Chrysler/Dodge Dodge Challenger and Charger
enough to make Mopar traditionalists wince, but the fact the nextgeneration of Yank muscle coupes the Dodge Challenger and Charger will be underpinned by the Alfa Romeo Giulia’s ‘Giorgio’ platform is, in fact, a good thing…
Yep, the cross-cultural platform sharing that underpins the future of these models, under parent company Fiat Chrysler, is something to get excited about. Why? Firstly, because the Alfa Giulia is a ripper of a rear-drive sedan built for enthusiasts. And second, because its superb, big-developmentbuck underpinnings are engineered for right-hand drive, unlike the current Charger/Challenger.
This means a tasty next-gen version of the Challenger coupe and its fourdoor brother, the evocatively named Charger, could be on the menu for Fiat Chrysler Australia, which has long been on the record as wanting to slot the US muscle models into its local line-up.
With the Ford Falcon long gone, local Holden Commodore production due to wrap in October and the Ford Mustang selling strongly, the desire at FCA for a renewed Dodge range in Oz, headlined by some affordable muscle, has become increasingly strong.
The current, left-hook-only Challenger is due to run until 2020, so if we see the next-gen Dodge downunder it won’t be until early next decade. But based on the myriad high-performance variants of the muscular, retro-styled current version (inspired by the 1970 Challenger R/T) offered since its US launch in 2008, the fifth-gen version will be worth the wait.
The tough-as nails two-door is currently available with a range of Hemi V8s from 5.7 to 6.4 litres and automatic or six-speed manual transmissions, culminating in the unhinged Challenger SRT Demon, which musters 626kW from a blown 6.2, wears race rubber and is capable of lifting the front tyres off the deck on the way from rest to 100km/h in 2.3 seconds.
If you reckon we’d like to see the next-gen Challenger in Oz, you’re right. But if it lobs, it won’t be called the Challenger, because Mitsubishi owns the name, applying it to an SUV since 1998.
The likely fix is to badge the Challenger the Charger, which, if the USMARKET Charger is also introduced in Australia, could create an appealing two- and four-door line-up from two distinct (but related) models, the former going head-to-head with Mustang (and, possibly, Chev Camaro) and the latter filling the void left by the demise of our locally-built, rear-drive sedans.
Chrysler 300, as the brand’s sole offering in Australia, is set, come Holden manufacturing closedown in October, to be handed the mantle of the best-selling V8, rear-drive four-door muscle sedan. However the ultimate, 350kW 6.4-litre 300 SRT’s moment in the sun could be relatively brief.
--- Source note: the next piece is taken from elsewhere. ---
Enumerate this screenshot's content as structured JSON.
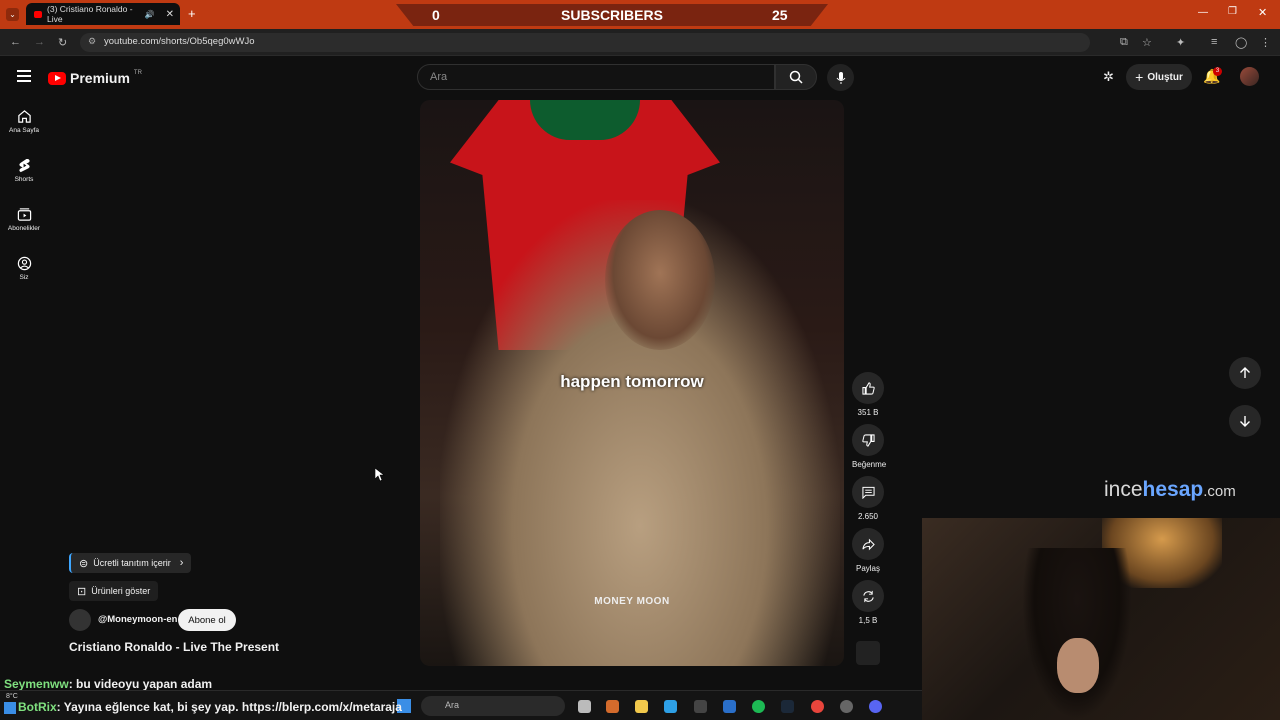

The future of the third-gen 300, which is expected to debut in 2019 at the earliest, is uncertain, with some sources suggesting the model could be dropped altogether.
More likely, though, a new 300 will be built on a version of the Chrysler Pacifica people-mover platform, which would open up the option of front- and all-wheel-drive versions … while removing the possibility of a rear-driver.
Adoption of the transverse-engined Pacifica underpinnings would obviously also preclude a V8 version, though a high-performance all-wheeldrive version is not outside the realms of possibility.
However, unless our sources are way off the mark, it seems we’ll have to pin our Pentastar muscle-car hopes on Dodge rather than Chrysler…